When Zipser receives the ball at the top of the three-point line, there is nobody on him. That’s because Johnson is already in the paint and doesn’t realize he has to guard the guy with the ball. But when he does, he goes rushing at him. But at the same time he is doing that, Zipser is rushing at the basket and leaves Johnson at a disadvantage. With an open man running towards the rim for an open layup, Avery Bradley, who is located at the corner, rushes into help but doesn’t go too far to make sure that there is no kick-out towards Butler. Due to this, Zipser is given enough space to go right through and make a good right-handed layup. He also showed the ability to not just get shots at the basket but from the rest of the court.
This time the play is run exactly for Zipser, and it’s pretty simple. Have him wrap around a screen from Cristiano Felicio to get him an open jumper near the free-throw line. The play works exactly the way they drew it up. With Thomas guarding Zipser, Felicio was able to get enough a solid enough screen to disrupt his ability to stay directly next to his man and forced him to be behind Zipser when he caught the ball. Kelly Olynyk, who is guarding Felicio, wisely drops back behind the screen knowing that there is no chance Felicio catches the ball and shoots the ball from near the three-point line. But he drops a little too deep (near the restricted area) and by the time Zipser catches the ball to shoot it, Olynyk is too far away. It was still a difficult shot to hit for Zipser with Marcus Smart right next to him. Still, credit to the Bulls for taking what the defense gave them and drawing up a play to once again take advantage of a mismatch (Thomas on Zipser)

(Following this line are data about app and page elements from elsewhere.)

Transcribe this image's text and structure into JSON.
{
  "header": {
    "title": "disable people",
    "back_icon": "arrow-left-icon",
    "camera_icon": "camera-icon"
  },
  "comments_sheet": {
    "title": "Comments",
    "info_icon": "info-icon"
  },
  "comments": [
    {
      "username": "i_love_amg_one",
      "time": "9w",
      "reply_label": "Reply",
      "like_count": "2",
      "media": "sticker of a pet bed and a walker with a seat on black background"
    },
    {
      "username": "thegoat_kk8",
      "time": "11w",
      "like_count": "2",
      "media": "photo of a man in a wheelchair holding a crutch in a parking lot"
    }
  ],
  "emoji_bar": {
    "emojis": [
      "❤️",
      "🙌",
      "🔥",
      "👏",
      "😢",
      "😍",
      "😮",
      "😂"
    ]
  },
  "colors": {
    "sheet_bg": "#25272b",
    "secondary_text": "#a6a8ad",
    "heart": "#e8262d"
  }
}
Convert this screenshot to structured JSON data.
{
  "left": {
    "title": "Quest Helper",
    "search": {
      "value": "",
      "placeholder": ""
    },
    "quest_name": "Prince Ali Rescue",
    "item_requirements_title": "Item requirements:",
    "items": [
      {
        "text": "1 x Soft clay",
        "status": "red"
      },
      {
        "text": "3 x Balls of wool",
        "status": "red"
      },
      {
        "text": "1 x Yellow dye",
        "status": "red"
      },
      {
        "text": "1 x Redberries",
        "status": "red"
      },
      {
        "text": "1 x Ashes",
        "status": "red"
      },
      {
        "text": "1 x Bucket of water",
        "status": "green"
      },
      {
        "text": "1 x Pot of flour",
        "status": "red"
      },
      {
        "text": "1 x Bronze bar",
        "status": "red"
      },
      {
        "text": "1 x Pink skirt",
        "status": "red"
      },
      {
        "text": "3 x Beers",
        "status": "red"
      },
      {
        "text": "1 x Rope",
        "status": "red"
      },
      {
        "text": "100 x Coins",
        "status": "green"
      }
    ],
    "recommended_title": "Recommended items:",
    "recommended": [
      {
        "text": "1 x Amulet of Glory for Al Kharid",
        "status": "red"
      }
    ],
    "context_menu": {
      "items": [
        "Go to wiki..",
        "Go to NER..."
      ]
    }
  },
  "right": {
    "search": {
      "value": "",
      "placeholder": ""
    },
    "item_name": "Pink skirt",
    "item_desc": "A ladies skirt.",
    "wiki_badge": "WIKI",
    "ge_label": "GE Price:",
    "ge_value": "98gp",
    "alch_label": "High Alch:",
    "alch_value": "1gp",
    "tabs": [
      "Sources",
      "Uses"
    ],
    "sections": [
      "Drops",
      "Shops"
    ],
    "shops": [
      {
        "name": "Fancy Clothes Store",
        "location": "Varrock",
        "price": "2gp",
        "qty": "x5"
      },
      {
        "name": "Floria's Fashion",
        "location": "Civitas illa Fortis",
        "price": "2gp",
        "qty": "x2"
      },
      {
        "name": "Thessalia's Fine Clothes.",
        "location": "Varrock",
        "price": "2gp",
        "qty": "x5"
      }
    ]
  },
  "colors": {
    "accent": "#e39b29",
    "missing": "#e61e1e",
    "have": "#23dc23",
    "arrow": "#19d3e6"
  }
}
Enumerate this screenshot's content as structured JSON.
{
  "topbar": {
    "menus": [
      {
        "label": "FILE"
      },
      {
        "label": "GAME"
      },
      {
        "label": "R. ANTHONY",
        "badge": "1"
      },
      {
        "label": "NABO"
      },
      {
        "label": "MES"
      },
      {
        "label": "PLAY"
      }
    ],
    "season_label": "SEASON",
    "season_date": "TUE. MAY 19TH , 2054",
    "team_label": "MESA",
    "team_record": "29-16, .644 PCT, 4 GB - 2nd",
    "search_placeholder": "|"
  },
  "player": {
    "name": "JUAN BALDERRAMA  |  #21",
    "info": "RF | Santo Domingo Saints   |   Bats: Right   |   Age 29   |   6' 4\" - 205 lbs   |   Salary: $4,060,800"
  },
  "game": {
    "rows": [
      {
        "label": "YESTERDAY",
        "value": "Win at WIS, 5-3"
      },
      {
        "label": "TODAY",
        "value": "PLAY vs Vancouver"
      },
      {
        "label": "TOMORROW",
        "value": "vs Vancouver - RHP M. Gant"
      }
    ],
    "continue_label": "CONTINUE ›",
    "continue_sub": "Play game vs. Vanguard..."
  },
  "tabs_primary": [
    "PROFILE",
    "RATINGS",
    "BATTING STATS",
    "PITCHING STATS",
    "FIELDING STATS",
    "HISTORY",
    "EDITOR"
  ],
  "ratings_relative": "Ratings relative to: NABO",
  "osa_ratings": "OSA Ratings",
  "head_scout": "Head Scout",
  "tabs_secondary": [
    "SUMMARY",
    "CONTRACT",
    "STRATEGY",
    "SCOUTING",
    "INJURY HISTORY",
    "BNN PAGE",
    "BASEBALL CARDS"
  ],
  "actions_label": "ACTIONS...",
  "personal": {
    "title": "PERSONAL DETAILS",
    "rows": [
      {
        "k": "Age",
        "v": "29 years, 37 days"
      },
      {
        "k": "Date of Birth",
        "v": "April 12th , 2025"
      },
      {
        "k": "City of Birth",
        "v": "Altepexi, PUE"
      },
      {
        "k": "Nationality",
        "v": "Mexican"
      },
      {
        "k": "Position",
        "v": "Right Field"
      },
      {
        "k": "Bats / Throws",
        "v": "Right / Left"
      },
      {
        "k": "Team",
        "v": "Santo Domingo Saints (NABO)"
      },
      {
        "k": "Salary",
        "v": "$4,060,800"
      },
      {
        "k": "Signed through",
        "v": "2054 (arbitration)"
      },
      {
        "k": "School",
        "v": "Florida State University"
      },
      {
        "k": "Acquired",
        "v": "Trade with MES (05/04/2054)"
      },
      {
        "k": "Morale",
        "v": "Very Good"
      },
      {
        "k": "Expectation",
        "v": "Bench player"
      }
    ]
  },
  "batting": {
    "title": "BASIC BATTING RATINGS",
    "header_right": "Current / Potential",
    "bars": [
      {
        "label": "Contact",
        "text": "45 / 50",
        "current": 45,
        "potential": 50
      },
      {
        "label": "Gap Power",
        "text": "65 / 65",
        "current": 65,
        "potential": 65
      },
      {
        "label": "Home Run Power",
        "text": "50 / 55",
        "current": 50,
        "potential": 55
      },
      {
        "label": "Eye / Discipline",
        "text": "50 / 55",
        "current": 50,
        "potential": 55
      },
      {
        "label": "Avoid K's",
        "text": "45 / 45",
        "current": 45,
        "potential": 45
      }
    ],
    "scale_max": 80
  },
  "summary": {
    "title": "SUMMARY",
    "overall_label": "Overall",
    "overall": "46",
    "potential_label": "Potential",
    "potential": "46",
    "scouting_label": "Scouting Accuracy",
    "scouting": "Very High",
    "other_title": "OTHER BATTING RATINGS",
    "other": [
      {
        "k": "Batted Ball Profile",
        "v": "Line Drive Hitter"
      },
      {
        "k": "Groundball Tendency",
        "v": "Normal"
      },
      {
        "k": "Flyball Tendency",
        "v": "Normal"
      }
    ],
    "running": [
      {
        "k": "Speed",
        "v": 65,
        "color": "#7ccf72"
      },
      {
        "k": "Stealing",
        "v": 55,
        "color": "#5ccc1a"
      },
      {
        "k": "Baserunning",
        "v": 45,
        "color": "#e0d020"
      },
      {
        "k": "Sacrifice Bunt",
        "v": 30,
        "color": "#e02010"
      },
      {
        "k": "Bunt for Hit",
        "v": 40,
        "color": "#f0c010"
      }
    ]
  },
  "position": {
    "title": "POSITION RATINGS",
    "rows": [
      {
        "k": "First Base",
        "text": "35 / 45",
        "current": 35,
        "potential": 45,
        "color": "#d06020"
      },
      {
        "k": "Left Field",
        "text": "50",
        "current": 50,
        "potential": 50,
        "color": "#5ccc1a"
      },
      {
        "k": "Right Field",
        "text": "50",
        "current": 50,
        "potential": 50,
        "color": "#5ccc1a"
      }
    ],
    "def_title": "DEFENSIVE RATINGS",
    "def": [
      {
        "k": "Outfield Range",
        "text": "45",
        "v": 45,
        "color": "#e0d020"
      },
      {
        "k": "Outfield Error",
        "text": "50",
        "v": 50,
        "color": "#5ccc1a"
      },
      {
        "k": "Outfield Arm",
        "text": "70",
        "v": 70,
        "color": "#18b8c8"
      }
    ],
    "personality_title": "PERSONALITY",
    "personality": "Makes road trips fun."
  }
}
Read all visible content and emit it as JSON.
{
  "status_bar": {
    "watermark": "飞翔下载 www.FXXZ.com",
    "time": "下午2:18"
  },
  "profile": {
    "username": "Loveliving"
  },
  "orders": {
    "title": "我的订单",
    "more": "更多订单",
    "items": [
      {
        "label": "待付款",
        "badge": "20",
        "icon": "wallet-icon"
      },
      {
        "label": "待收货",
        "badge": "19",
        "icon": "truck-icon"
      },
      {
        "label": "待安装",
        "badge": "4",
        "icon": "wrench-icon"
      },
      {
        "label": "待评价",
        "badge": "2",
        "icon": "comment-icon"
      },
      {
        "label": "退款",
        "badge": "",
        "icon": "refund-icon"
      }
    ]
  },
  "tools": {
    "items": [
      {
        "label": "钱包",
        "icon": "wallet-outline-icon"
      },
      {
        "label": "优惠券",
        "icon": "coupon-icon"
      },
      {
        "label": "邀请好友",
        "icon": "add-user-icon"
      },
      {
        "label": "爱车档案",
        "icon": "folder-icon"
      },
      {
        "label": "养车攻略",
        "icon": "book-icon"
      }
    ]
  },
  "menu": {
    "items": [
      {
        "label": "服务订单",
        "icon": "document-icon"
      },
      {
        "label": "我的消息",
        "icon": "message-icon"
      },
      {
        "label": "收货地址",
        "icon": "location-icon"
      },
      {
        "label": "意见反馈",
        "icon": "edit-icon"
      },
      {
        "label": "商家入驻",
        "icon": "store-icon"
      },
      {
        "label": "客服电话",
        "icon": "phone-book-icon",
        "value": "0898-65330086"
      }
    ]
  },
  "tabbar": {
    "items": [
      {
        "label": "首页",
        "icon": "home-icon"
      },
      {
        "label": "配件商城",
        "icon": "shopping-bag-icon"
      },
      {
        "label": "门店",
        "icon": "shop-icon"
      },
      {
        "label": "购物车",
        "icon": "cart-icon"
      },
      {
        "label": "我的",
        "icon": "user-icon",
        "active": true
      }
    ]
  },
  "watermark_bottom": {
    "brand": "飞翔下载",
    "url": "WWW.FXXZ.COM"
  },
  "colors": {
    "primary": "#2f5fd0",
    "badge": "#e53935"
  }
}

Zipser has shown flashes of potential all season, and Game 2 was an example of him fitting into a good role on this team. Someone who can come off the bench, play decent defense, and certainly put the ball into the basket.